In a statement, Disini’s lawyer Jose Bernas said Philippine Daily Inquirer columnist and retired Chief Justice Artemio Panganiban had “maliciously” claimed that his client had violated the antigraft law by brokering the BNPP contract.
“Disini was named a special sales representative by Westinghouse and not a go-between which implies that the awarding of the project to Westinghouse was obtained irregularly and would not have been given had Disini not been the go-between,” Bernas said.
Disini has filed a libel suit against Panganiban for the article in the Inquirer and for “wanton distortions and reckless disregard of facts.”
In a reply to Panganiban’s counteraffidavit dated June 1, Disini said the retired magistrate “maliciously ascribed to me the commission of a crime, particularly corruption of a public official and violation of the antigraft law,” by referring to him as Westinghouse’s “go-between with Marcos.”
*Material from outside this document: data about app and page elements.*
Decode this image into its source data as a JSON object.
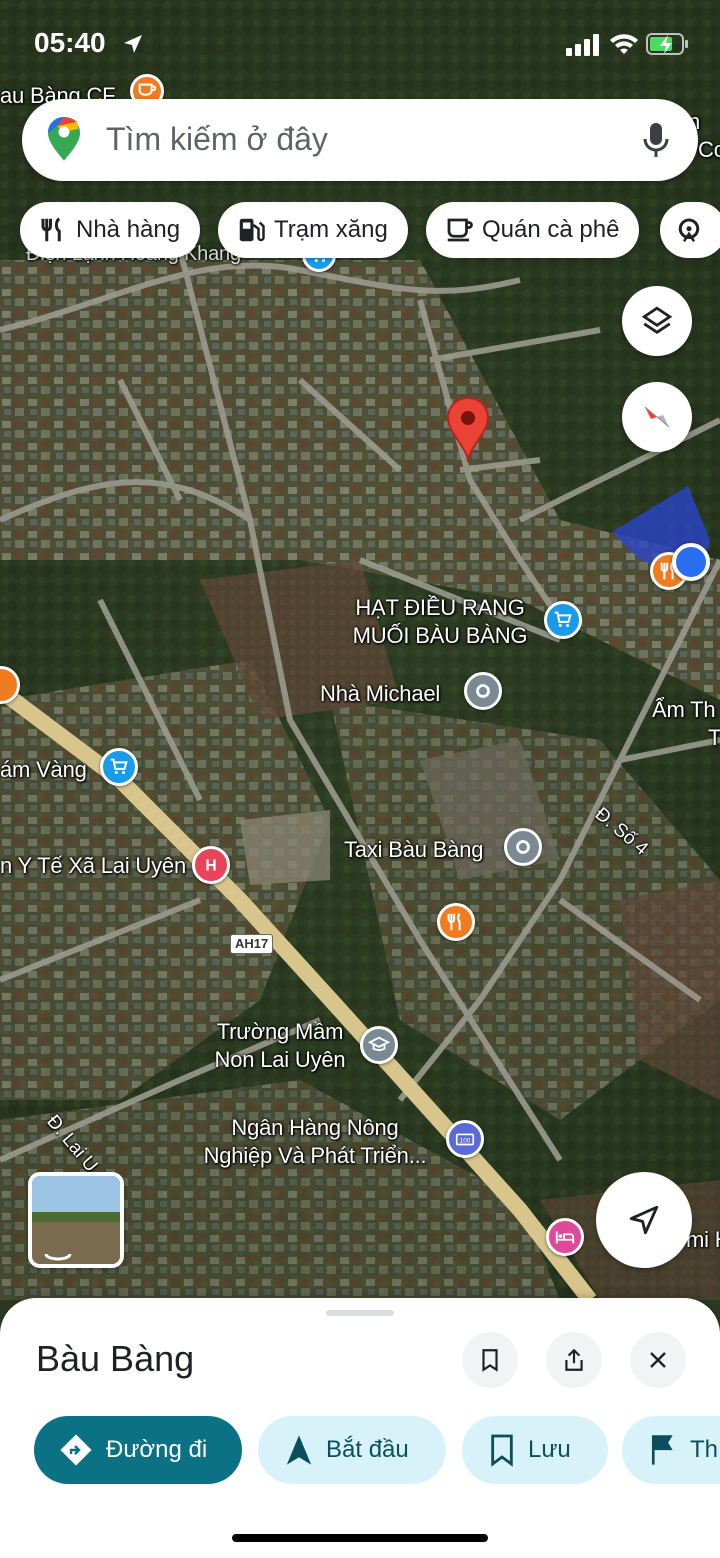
{
  "status_bar": {
    "time": "05:40",
    "icons": [
      "location-arrow-icon",
      "signal-icon",
      "wifi-icon",
      "battery-charging-icon"
    ]
  },
  "search": {
    "placeholder": "Tìm kiếm ở đây",
    "logo": "google-maps-pin-icon",
    "mic": "microphone-icon"
  },
  "chips": [
    {
      "label": "Nhà hàng",
      "icon": "restaurant-icon"
    },
    {
      "label": "Trạm xăng",
      "icon": "gas-station-icon"
    },
    {
      "label": "Quán cà phê",
      "icon": "coffee-icon"
    },
    {
      "label": "",
      "icon": "attractions-icon"
    }
  ],
  "map": {
    "labels": {
      "top_left": "au Bàng CF",
      "top_left2": "Điện Lạnh Hoàng Khang",
      "top_right": "ân",
      "top_right2": "Cc",
      "hat_dieu_1": "HẠT ĐIỀU RANG",
      "hat_dieu_2": "MUỐI BÀU BÀNG",
      "nha_michael": "Nhà Michael",
      "am_thuc_1": "Ẩm Th",
      "am_thuc_2": "T",
      "am_vang": "ám Vàng",
      "y_te": "n Y Tế Xã Lai Uyên",
      "taxi": "Taxi Bàu Bàng",
      "duong_so_4": "Đ. Số 4",
      "ah17": "AH17",
      "truong_1": "Trường Mầm",
      "truong_2": "Non Lai Uyên",
      "ngan_hang_1": "Ngân Hàng Nông",
      "ngan_hang_2": "Nghiệp Và Phát Triển...",
      "duong_lai": "Đ. Lai U",
      "mi_h": "mi H"
    },
    "layers_icon": "layers-icon",
    "compass_icon": "compass-icon",
    "my_location_icon": "navigation-arrow-icon"
  },
  "sheet": {
    "title": "Bàu Bàng",
    "actions": [
      {
        "label": "Đường đi",
        "icon": "directions-icon",
        "primary": true
      },
      {
        "label": "Bắt đầu",
        "icon": "navigation-icon",
        "primary": false
      },
      {
        "label": "Lưu",
        "icon": "bookmark-icon",
        "primary": false
      },
      {
        "label": "Th",
        "icon": "flag-icon",
        "primary": false
      }
    ]
  },
  "colors": {
    "primary": "#0b7285",
    "chip_light": "#d7f3f9",
    "pin_red": "#ea4335",
    "orange_pin": "#f07c22",
    "blue_pin": "#1a9be8",
    "grey_pin": "#7b8a92"
  }
}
He claimed Panganiban intentionally misquoted a 1991 New Jersey court resolution “to make it appear that the New Jersey court had found Disini guilty of bribery.”
“In fact, the final decision of the court in 1993 dismissed all claims against Westinghouse and Disini and found no evidence of bribery or illegality,” Bernas said.
Disini also accused the Inquirer of refusing to publish his two letters in response to Panganiban’s article “After 35 Years Still Languishing,” which came out in his column, With Due Respect, on March 27, 2011.
The lawyer said his client had also been absolved of any complicity in several criminal cases filed in courts in the United States, Switzerland and the Philippines in connection with the BNPP deal.
But on April 11 this year, the Sandiganbayan ruled that Disini’s $50.6-million commission from the deal was “ill gotten” and ordered him to return it to the government.